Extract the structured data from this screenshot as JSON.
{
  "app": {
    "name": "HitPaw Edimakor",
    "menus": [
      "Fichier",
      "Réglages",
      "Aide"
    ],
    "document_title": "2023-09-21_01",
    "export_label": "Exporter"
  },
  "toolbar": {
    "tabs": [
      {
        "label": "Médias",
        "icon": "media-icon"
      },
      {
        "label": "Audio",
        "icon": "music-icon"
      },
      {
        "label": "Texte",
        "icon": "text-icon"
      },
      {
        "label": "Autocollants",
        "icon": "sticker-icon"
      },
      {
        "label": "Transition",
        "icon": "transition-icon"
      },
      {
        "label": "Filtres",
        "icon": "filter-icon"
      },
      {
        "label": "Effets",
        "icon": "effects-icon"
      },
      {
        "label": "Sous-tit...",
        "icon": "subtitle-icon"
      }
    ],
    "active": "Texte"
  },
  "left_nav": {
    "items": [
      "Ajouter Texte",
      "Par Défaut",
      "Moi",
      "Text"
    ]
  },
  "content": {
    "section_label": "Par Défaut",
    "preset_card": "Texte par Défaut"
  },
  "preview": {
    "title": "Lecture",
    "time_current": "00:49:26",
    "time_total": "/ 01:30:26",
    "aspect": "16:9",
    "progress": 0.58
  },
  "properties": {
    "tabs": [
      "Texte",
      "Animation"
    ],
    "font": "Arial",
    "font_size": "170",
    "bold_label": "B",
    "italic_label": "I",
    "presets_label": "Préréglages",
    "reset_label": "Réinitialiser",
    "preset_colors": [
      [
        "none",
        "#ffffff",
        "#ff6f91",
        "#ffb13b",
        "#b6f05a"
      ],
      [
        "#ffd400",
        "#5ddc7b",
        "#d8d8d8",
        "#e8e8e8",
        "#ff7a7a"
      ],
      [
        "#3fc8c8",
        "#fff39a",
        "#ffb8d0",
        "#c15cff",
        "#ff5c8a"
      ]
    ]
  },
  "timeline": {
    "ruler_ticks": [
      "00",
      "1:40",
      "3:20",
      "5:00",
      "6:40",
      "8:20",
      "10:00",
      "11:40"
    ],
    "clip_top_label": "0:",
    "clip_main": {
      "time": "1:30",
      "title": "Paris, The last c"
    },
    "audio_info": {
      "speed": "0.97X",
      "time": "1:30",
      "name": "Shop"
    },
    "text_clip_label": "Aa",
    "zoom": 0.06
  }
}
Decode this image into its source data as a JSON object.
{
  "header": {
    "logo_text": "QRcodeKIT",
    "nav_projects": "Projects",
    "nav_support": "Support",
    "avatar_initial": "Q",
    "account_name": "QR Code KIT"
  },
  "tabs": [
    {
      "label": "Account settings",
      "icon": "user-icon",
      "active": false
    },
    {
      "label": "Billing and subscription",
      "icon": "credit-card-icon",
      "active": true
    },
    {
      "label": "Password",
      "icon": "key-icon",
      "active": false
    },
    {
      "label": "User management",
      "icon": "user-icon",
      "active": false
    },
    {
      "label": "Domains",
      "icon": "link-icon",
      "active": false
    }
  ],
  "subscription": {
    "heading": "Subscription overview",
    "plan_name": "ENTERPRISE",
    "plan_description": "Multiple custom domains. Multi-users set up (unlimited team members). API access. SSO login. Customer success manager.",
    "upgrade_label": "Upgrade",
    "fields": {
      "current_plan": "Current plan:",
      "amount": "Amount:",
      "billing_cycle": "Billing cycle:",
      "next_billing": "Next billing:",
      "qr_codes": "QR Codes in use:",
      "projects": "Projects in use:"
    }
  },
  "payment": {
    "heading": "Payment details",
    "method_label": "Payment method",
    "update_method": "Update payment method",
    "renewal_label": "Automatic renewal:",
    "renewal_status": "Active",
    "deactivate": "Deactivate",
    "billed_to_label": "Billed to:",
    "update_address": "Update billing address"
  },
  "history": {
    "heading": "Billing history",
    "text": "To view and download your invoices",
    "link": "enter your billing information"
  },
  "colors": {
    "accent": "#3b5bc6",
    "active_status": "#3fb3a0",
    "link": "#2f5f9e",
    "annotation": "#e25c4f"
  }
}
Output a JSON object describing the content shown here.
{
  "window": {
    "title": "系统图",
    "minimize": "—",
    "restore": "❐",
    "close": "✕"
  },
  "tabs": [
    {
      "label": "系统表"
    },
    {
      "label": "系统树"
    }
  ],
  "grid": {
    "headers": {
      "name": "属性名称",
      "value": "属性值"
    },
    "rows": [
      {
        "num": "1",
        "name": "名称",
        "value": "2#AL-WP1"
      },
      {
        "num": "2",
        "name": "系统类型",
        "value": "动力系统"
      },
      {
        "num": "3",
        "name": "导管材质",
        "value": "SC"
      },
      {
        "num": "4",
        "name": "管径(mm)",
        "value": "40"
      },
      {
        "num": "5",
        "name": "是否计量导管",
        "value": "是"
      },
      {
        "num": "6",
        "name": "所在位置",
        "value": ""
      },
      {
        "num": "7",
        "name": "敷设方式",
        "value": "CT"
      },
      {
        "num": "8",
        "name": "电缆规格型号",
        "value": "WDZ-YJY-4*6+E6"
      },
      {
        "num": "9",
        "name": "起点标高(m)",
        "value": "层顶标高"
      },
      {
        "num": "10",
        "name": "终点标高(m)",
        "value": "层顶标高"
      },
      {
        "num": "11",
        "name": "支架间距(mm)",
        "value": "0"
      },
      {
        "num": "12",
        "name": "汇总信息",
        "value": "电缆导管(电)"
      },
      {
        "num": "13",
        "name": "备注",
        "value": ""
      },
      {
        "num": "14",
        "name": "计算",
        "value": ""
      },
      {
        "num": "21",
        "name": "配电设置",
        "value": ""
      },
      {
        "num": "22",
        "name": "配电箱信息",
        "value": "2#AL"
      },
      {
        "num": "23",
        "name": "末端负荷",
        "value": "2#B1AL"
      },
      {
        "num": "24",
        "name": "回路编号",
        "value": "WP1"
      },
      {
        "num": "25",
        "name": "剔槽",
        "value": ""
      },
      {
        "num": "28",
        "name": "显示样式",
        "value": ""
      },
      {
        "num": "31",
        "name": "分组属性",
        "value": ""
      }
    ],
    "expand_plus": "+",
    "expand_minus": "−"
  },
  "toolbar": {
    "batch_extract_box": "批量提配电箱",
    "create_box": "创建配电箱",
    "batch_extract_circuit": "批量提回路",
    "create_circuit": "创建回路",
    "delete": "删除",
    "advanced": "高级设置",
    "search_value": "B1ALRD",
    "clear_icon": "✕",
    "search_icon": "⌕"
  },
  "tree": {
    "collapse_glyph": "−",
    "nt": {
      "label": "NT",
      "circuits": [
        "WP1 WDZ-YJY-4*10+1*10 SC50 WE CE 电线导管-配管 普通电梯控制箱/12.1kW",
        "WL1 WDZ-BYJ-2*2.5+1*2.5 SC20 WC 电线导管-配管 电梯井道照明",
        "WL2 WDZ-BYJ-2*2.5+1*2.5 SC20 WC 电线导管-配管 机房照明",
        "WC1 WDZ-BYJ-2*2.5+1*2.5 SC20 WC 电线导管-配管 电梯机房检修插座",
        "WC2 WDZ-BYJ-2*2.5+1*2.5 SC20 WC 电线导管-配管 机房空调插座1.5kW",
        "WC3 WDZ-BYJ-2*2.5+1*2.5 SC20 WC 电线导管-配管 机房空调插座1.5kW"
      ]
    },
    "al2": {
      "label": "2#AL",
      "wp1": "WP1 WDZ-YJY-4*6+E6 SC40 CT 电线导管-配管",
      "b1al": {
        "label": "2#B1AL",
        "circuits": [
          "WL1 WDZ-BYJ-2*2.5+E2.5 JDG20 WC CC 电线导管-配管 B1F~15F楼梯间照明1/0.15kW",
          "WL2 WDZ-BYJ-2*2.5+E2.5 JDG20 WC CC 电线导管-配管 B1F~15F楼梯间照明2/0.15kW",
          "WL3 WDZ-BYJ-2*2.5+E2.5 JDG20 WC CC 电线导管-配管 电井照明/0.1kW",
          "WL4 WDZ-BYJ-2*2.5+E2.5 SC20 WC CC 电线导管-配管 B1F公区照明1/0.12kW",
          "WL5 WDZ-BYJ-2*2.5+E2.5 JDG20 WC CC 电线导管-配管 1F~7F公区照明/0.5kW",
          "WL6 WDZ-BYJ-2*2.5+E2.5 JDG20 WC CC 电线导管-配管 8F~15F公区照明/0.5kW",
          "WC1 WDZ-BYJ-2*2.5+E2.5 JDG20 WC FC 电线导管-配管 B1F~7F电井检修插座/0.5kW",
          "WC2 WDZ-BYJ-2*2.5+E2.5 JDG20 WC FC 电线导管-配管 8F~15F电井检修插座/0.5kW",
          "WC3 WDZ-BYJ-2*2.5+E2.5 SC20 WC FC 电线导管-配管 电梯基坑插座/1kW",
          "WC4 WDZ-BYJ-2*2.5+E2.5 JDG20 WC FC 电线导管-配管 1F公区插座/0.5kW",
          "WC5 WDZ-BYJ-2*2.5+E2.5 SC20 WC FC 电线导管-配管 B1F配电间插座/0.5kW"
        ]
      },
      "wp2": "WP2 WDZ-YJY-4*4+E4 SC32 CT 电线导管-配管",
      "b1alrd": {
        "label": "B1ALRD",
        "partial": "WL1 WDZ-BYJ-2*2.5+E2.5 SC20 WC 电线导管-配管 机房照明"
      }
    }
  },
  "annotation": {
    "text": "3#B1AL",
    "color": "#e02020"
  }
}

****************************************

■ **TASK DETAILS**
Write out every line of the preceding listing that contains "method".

■ **EXPECTED OUTPUT**
    "method_label": "Payment method",
    "update_method": "Update payment method",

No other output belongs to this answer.